In 1990, Norton became the first female to be elected Colorado Attorney General, a position she held for eight years.
As Attorney General, Norton represented Colorado in the nationwide tobacco litigation and was a strong advocate of Colorado’s “self-audit” law, which allows companies to conduct voluntary audits to determine whether they are complying with environmental requirements.
Norton began her career at the Denver-based Mountain States Legal Foundation, a conservative think tank that opposes the government’s role in environmental protection. Previously she worked as a lawyer for the Interior Department during the Reagan administration under Secretary James Watt. Norton also served on the Western Water Policy Commission under former President Bush.
Unpopular with many environmentalists, Norton prefers free market solutions to environmental problems rather than regulation and enforcement. Working under Reagan’s Interior Secretary, she advocated opening up the protected Arctic National Wildlife Refuge to oil exploration.
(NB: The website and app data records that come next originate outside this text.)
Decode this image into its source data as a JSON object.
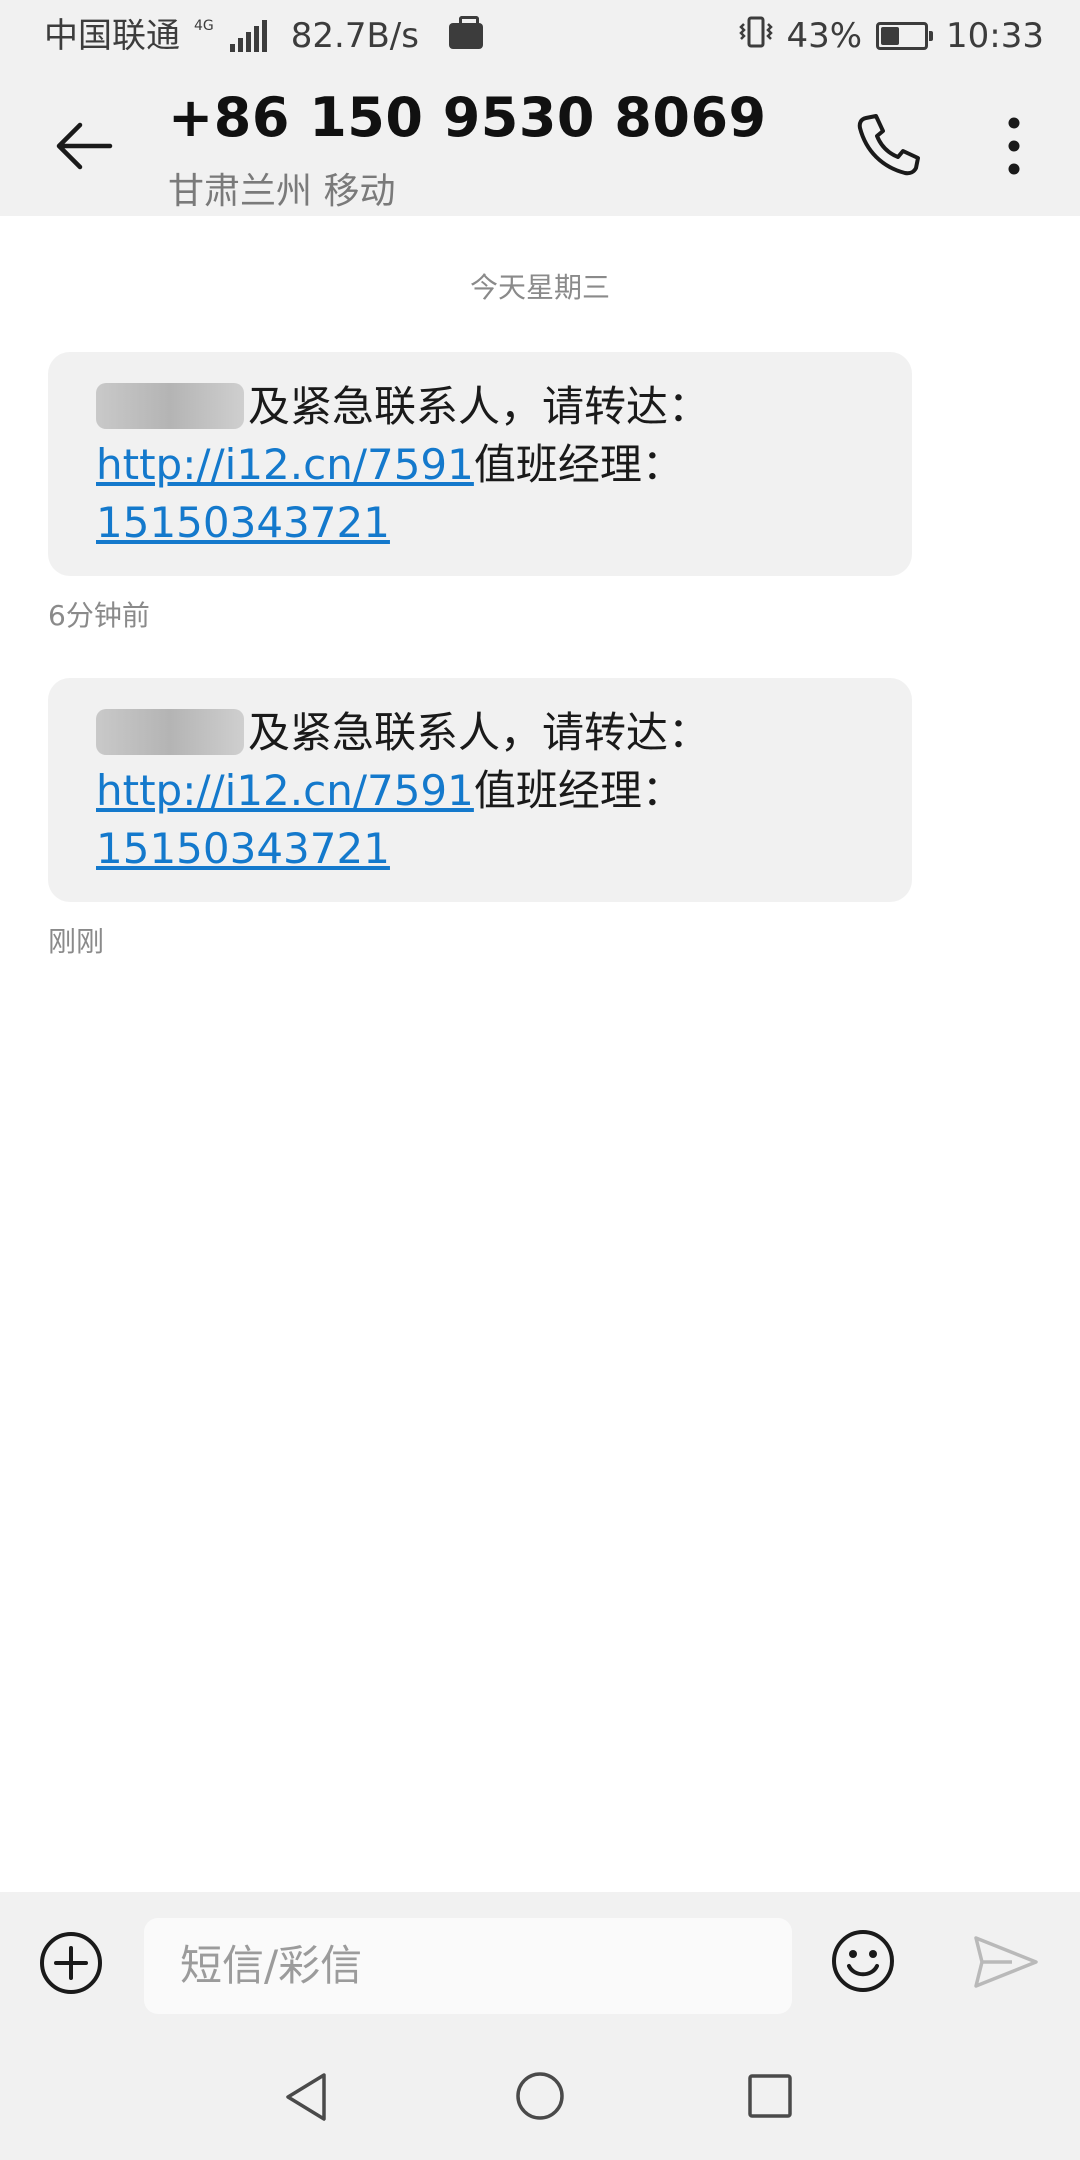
{
  "status_bar": {
    "carrier": "中国联通",
    "network": "4G",
    "speed": "82.7B/s",
    "battery": "43%",
    "battery_level": 0.43,
    "time": "10:33"
  },
  "header": {
    "title": "+86 150 9530 8069",
    "subtitle": "甘肃兰州 移动"
  },
  "conversation": {
    "date_divider": "今天星期三",
    "messages": [
      {
        "visible_start": "及紧急联系人，请转达：",
        "link": "http://i12.cn/7591",
        "after_link": "值班经理：",
        "phone": "15150343721",
        "time": "6分钟前"
      },
      {
        "visible_start": "及紧急联系人，请转达：",
        "link": "http://i12.cn/7591",
        "after_link": "值班经理：",
        "phone": "15150343721",
        "time": "刚刚"
      }
    ]
  },
  "compose": {
    "placeholder": "短信/彩信"
  },
  "icons": {
    "back": "arrow-left-icon",
    "call": "phone-icon",
    "more": "more-vertical-icon",
    "add": "plus-circle-icon",
    "emoji": "smiley-icon",
    "send": "send-icon",
    "nav_back": "triangle-back-icon",
    "nav_home": "circle-home-icon",
    "nav_recent": "square-recent-icon"
  },
  "colors": {
    "bar_bg": "#f1f1f1",
    "bubble_bg": "#f1f1f1",
    "link": "#1479cc",
    "secondary_text": "#8a8a8a"
  }
}
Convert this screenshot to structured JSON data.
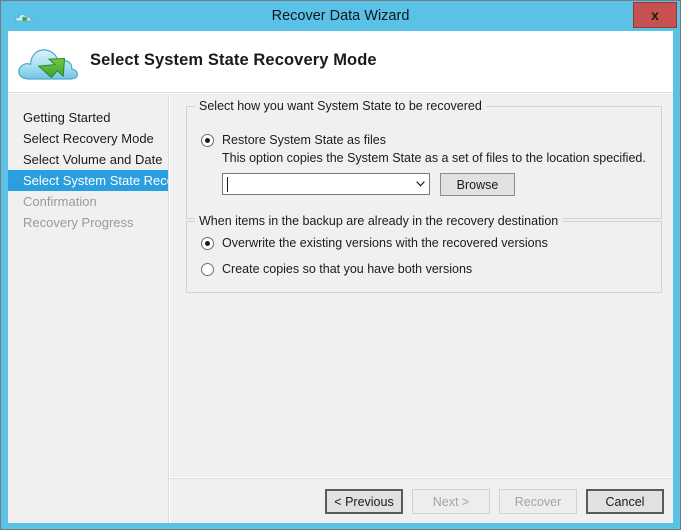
{
  "window": {
    "title": "Recover Data Wizard",
    "title_icon": "cloud-icon",
    "close_label": "x",
    "frame_color": "#5bc2e7",
    "close_button_color": "#c75050"
  },
  "header": {
    "title": "Select System State Recovery Mode",
    "icon": "cloud-recovery-icon"
  },
  "sidebar": {
    "items": [
      {
        "label": "Getting Started",
        "state": "normal"
      },
      {
        "label": "Select Recovery Mode",
        "state": "normal"
      },
      {
        "label": "Select Volume and Date",
        "state": "normal"
      },
      {
        "label": "Select System State Reco...",
        "state": "selected"
      },
      {
        "label": "Confirmation",
        "state": "disabled"
      },
      {
        "label": "Recovery Progress",
        "state": "disabled"
      }
    ],
    "selected_color": "#2a9fe0"
  },
  "main": {
    "recovery_mode_group": {
      "legend": "Select how you want System State to be recovered",
      "option": {
        "label": "Restore System State as files",
        "checked": true
      },
      "helper_text": "This option copies the System State as a set of files to the location specified.",
      "location_combobox": {
        "value": "",
        "placeholder": "",
        "has_caret": true
      },
      "browse_button": "Browse"
    },
    "conflict_group": {
      "legend": "When items in the backup are already in the recovery destination",
      "options": [
        {
          "label": "Overwrite the existing versions with the recovered versions",
          "checked": true
        },
        {
          "label": "Create copies so that you have both versions",
          "checked": false
        }
      ]
    }
  },
  "footer": {
    "buttons": [
      {
        "label": "< Previous",
        "enabled": true,
        "default": true
      },
      {
        "label": "Next >",
        "enabled": false,
        "default": false
      },
      {
        "label": "Recover",
        "enabled": false,
        "default": false
      },
      {
        "label": "Cancel",
        "enabled": true,
        "default": true
      }
    ]
  }
}
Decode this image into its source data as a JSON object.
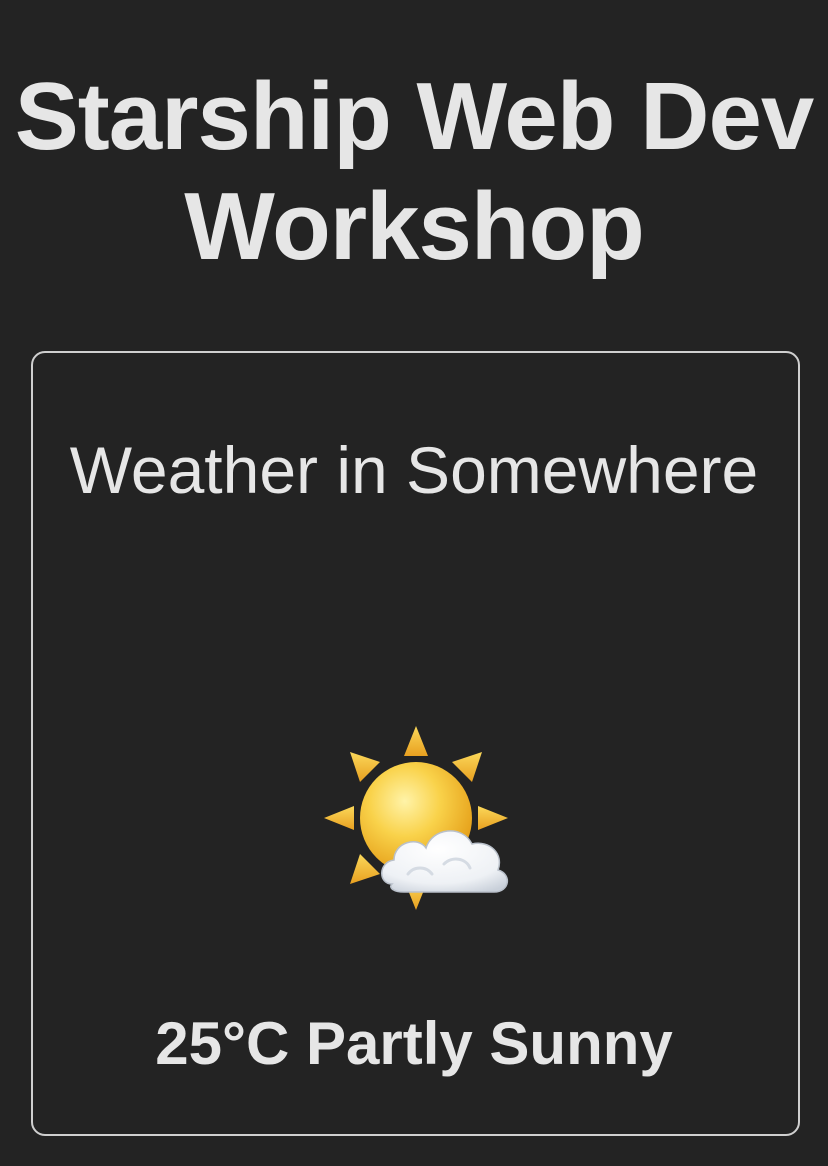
{
  "page": {
    "title": "Starship Web Dev Workshop"
  },
  "weather_card": {
    "heading": "Weather in Somewhere",
    "icon": "sun-behind-cloud-icon",
    "summary": "25°C Partly Sunny"
  },
  "colors": {
    "background": "#232323",
    "text": "#e6e6e6",
    "card_border": "#cfcfcf",
    "sun": "#f5c231",
    "cloud": "#f4f6f8"
  }
}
In the middle of her second term as attorney general, Norton ran for U.S. Senate but lost in the primary. After finishing out her term, Norton took a job with the politically influential Colorado law firm of Brownstein, Hyatt, Farber & Strickland.
Norton, a Kansas native, moved to Colorado as a child and received her undergraduate and law degrees from Denver University.
Norton’s support for abortion rights may draw some fire from conservative members of Bush’s party, although as Secretary of the Interior she would have little influence over social issues.